Data records for software interfaces:

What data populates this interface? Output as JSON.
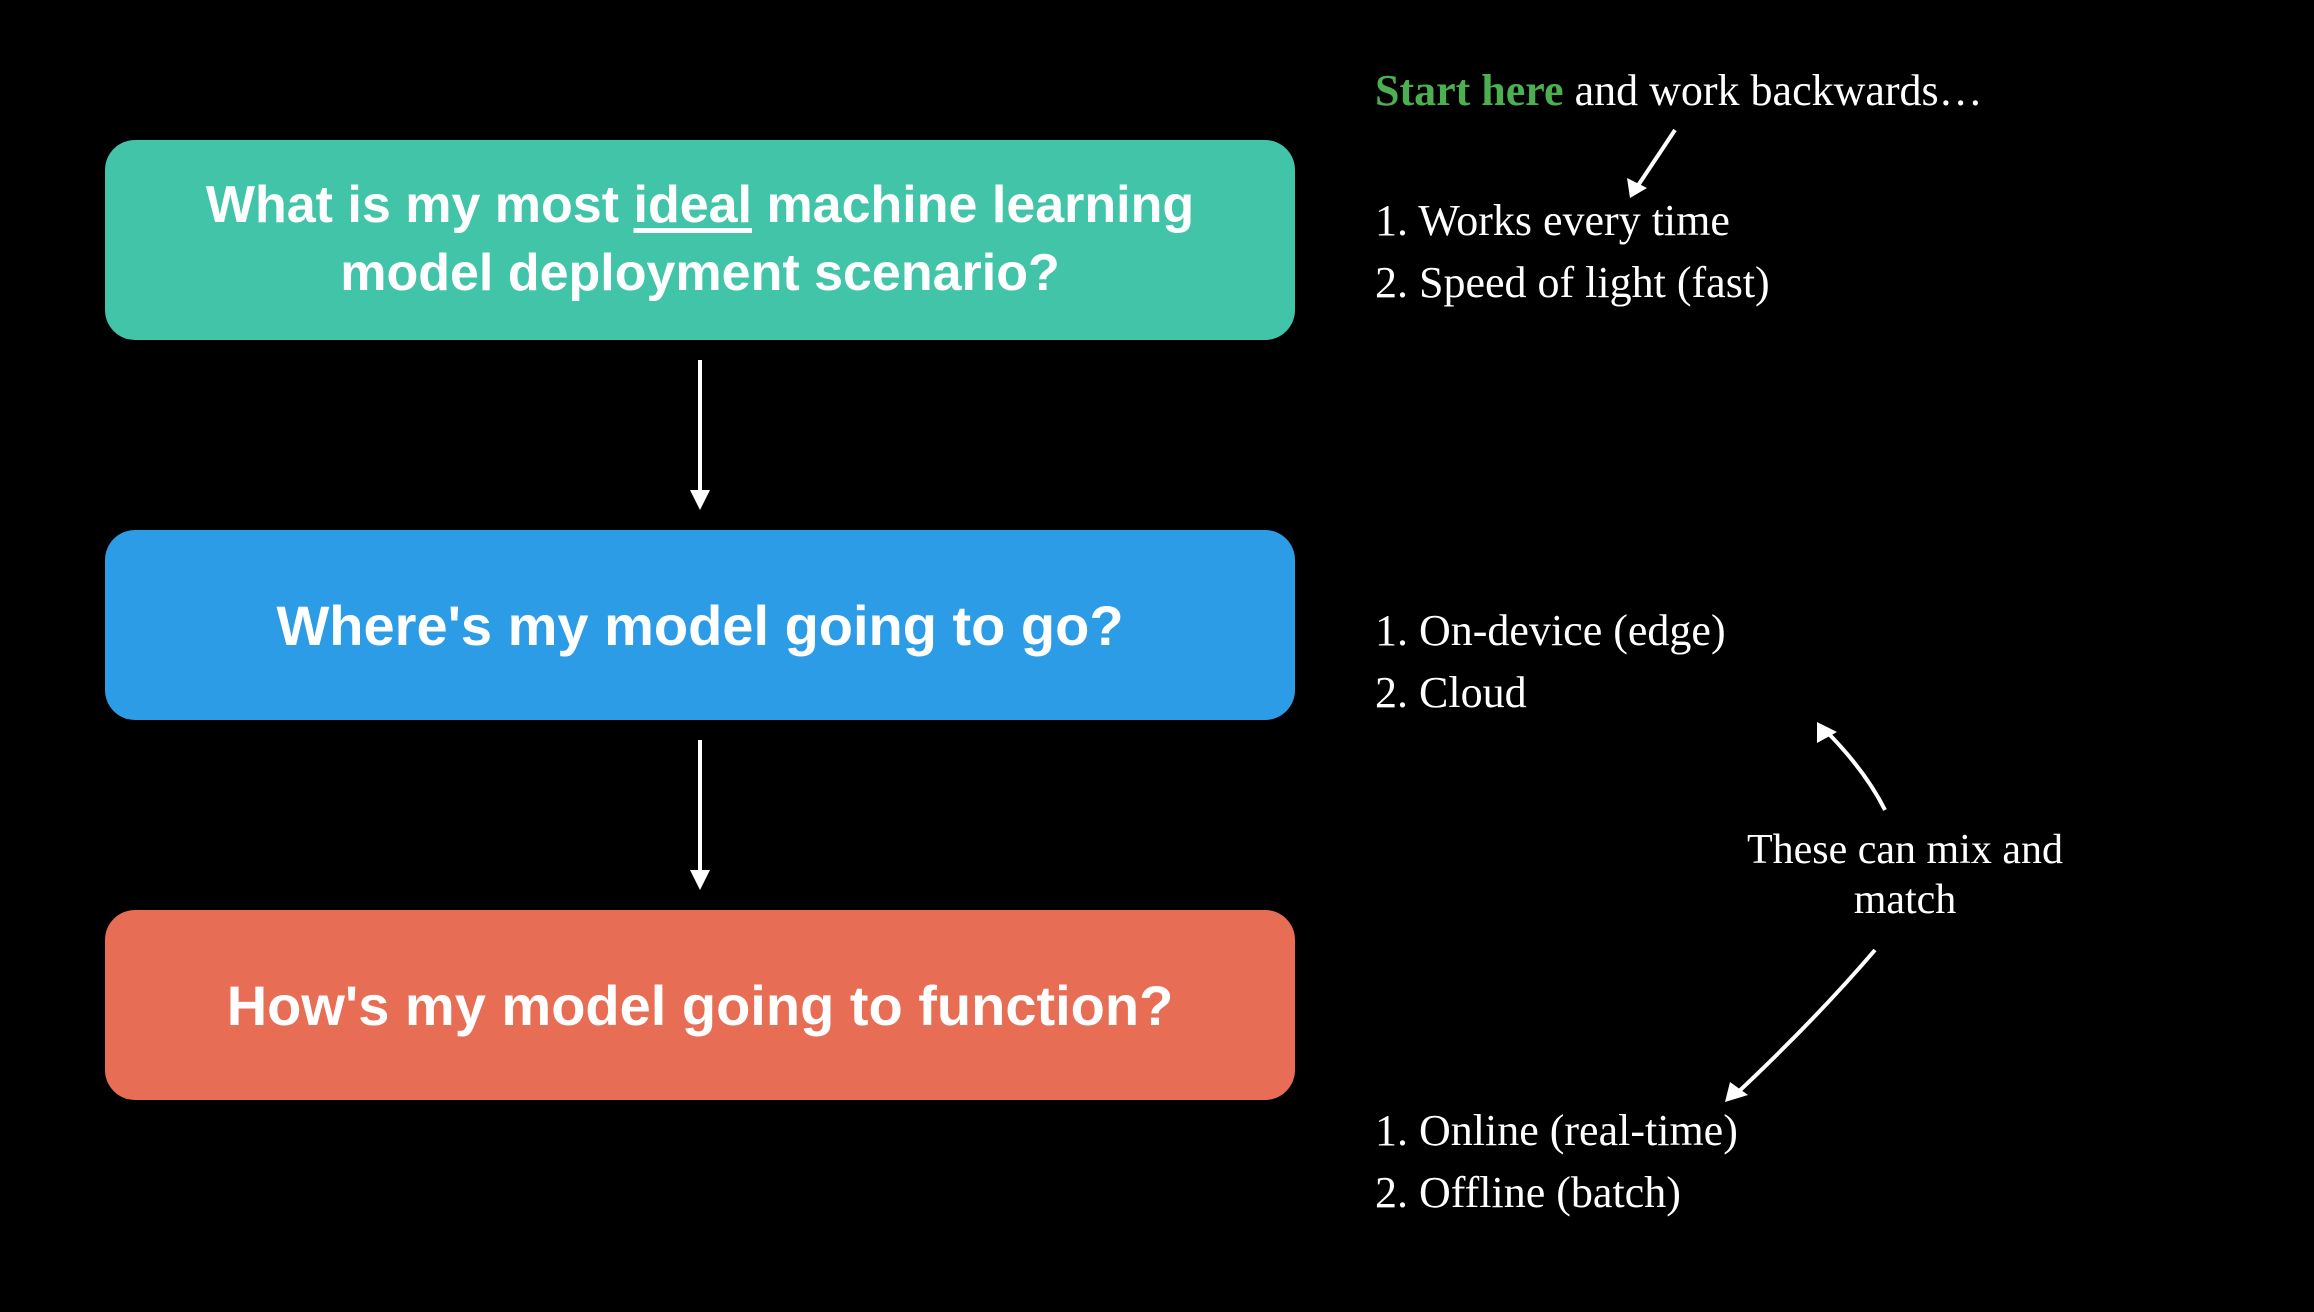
{
  "blocks": {
    "teal": {
      "prefix": "What is my most ",
      "underlined": "ideal",
      "suffix": " machine learning model deployment scenario?"
    },
    "blue": "Where's my model going to go?",
    "red": "How's my model going to function?"
  },
  "annotations": {
    "start_here": "Start here",
    "work_backwards": " and work backwards…",
    "mix_match": "These can mix and match"
  },
  "lists": {
    "top": {
      "item1": "1. Works every time",
      "item2": "2. Speed of light (fast)"
    },
    "middle": {
      "item1": "1. On-device (edge)",
      "item2": "2. Cloud"
    },
    "bottom": {
      "item1": "1. Online (real-time)",
      "item2": "2. Offline (batch)"
    }
  },
  "colors": {
    "teal": "#42c4a8",
    "blue": "#2c9ce6",
    "red": "#e86d55",
    "green_text": "#4caf50",
    "background": "#000000"
  }
}
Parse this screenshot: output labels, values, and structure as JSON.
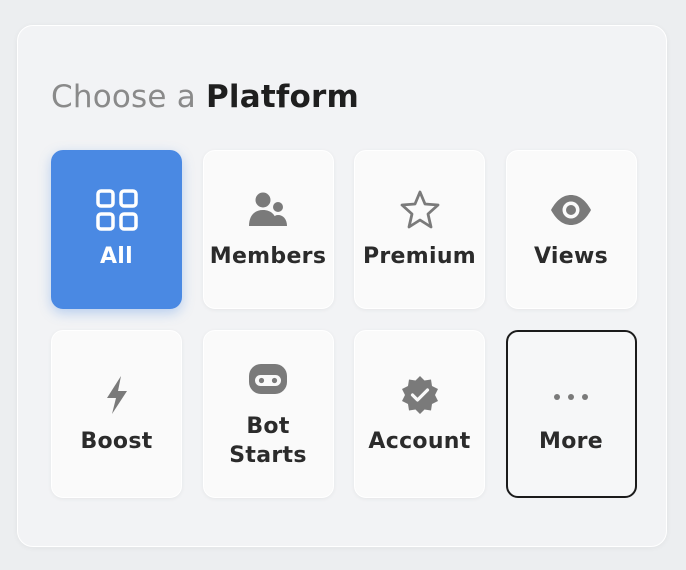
{
  "heading": {
    "prefix": "Choose a",
    "strong": "Platform"
  },
  "tiles": [
    {
      "label": "All",
      "icon": "grid-icon",
      "selected": true
    },
    {
      "label": "Members",
      "icon": "users-icon",
      "selected": false
    },
    {
      "label": "Premium",
      "icon": "star-icon",
      "selected": false
    },
    {
      "label": "Views",
      "icon": "eye-icon",
      "selected": false
    },
    {
      "label": "Boost",
      "icon": "lightning-icon",
      "selected": false
    },
    {
      "label": "Bot\nStarts",
      "icon": "robot-icon",
      "selected": false
    },
    {
      "label": "Account",
      "icon": "verified-badge-icon",
      "selected": false
    },
    {
      "label": "More",
      "icon": "more-dots-icon",
      "selected": false
    }
  ],
  "colors": {
    "accent": "#4a89e3",
    "icon": "#7a7a7a",
    "text": "#2b2b2b",
    "heading_muted": "#8a8a8a"
  }
}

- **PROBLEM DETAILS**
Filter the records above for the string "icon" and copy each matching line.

- **COMPLETED TASK**
      "icon": "grid-icon",
      "icon": "users-icon",
      "icon": "star-icon",
      "icon": "eye-icon",
      "icon": "lightning-icon",
      "icon": "robot-icon",
      "icon": "verified-badge-icon",
      "icon": "more-dots-icon",
    "icon": "#7a7a7a",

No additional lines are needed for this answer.